It’s Valentine’s Day next week, which means it’s high time I posted a blog about how Japan does Valentine’s Day!
Valentine’s Day really kicked off in Japan in the 1950s but is arguably just as commercialised as it is in the west. Traditionally, it was very unusual and even taboo for women to confess their feelings, so establishing a day when it is acceptable for women to take that risk makes for a good marketing opportunity. In fact, Valentine’s Day was first pushed by chocolate companies in Japan – who’d have guessed!
In Japan, it’s customary for women to get men gifts – mainly chocolate- on Valentine’s Day. It’s not quite as simple a process as it is over here, however, as there are a few different types of chocolates you can give. Why the chocolate hierarchy? I’m putting it down to a very successful marketing campaign!
Giri chocolate roughly translates to ‘obligation chocolate’, and is given to men the giver is not romantically involved in. Friends, bosses, family members, colleagues, classmates and senpai may be lucky enough to receive giri-choco. That’s potentially a lot of people to buy chocolate for, so giri-choco tends to be cheap.
‘Honmei’ translates to ‘favourite’ or ‘best candidate’. This is the actual romantic chocolate for your boyfriend, husband or crush. A lot of women in Japan will make honmei-choco themselves to prove their affection, rather than buy it like giri-choco. A lot of shops will also sell chocolate-making ingredients, so you can get creative.
Friends, usually girl friends, will treat each other to this friendship chocolate. That way, no one is left out! What are friends for if not sharing chocolate?
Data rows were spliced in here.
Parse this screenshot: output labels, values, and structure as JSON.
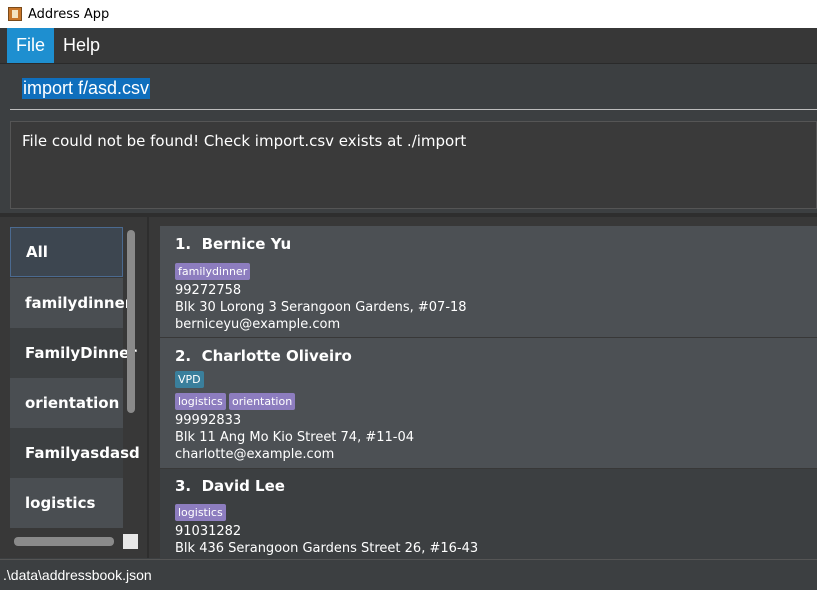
{
  "window": {
    "title": "Address App",
    "icon": "address-book-icon"
  },
  "menu": {
    "items": [
      "File",
      "Help"
    ]
  },
  "command": {
    "value": "import f/asd.csv"
  },
  "result": {
    "text": "File could not be found! Check import.csv exists at ./import"
  },
  "tags": {
    "items": [
      "All",
      "familydinner",
      "FamilyDinner",
      "orientation",
      "Familyasdasd",
      "logistics"
    ]
  },
  "persons": [
    {
      "index": "1.",
      "name": "Bernice Yu",
      "tags": [
        "familydinner"
      ],
      "phone": "99272758",
      "address": "Blk 30 Lorong 3 Serangoon Gardens, #07-18",
      "email": "berniceyu@example.com"
    },
    {
      "index": "2.",
      "name": "Charlotte Oliveiro",
      "tags": [
        "VPD",
        "logistics",
        "orientation"
      ],
      "phone": "99992833",
      "address": "Blk 11 Ang Mo Kio Street 74, #11-04",
      "email": "charlotte@example.com"
    },
    {
      "index": "3.",
      "name": "David Lee",
      "tags": [
        "logistics"
      ],
      "phone": "91031282",
      "address": "Blk 436 Serangoon Gardens Street 26, #16-43",
      "email": ""
    }
  ],
  "status": {
    "path": ".\\data\\addressbook.json"
  },
  "colors": {
    "accent": "#1e8fd0",
    "tag_purple": "#8d7dbf",
    "tag_teal": "#3a7f9c"
  }
}
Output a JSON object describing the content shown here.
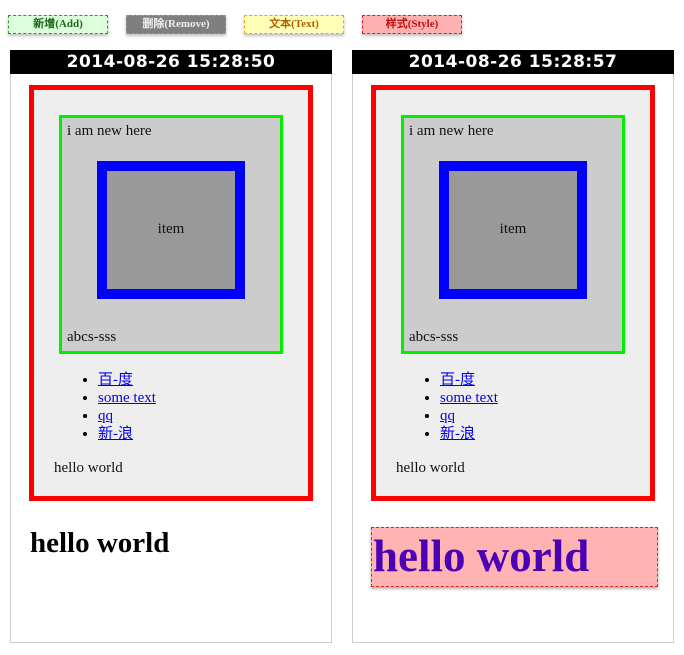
{
  "toolbar": {
    "add_label": "新增(Add)",
    "remove_label": "删除(Remove)",
    "text_label": "文本(Text)",
    "style_label": "样式(Style)"
  },
  "panels": [
    {
      "timestamp": "2014-08-26 15:28:50",
      "new_text": "i am new here",
      "item_text": "item",
      "footer_text": "abcs-sss",
      "links": [
        "百-度",
        "some text",
        "qq",
        "新-浪"
      ],
      "hello_small": "hello world",
      "hello_big": "hello world"
    },
    {
      "timestamp": "2014-08-26 15:28:57",
      "new_text": "i am new here",
      "item_text": "item",
      "footer_text": "abcs-sss",
      "links": [
        "百-度",
        "some text",
        "qq",
        "新-浪"
      ],
      "hello_small": "hello world",
      "hello_big": "hello world"
    }
  ],
  "colors": {
    "outer_border": "#ff0000",
    "green_border": "#00ee00",
    "blue_border": "#0000ff",
    "styled_text": "#4b00b5",
    "styled_bg": "#ffb3b3"
  }
}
Men buying women chocolate on Valentine’s Day? That’s clearly unusual, so you need to get gyaku-choco, aka ‘reverse chocolate’.
My favourite kind, ‘self chocolate’! Why not treat yourself if you’re shopping for lots of other people. Apparently people spend the most money on this type of chocolate…
There is something else that makes Valentine’s Day in Japan fairly unique. All that chocolate you bought is returned to you a month later! Well, in theory at least. On White Day, 14 March, men are supposed to return the favour to the women who bought them chocolate. This could be more chocolate, flowers or even handbags. Department stores will run promotional campaigns to remind men to get ready for White Day, so there are no excuses.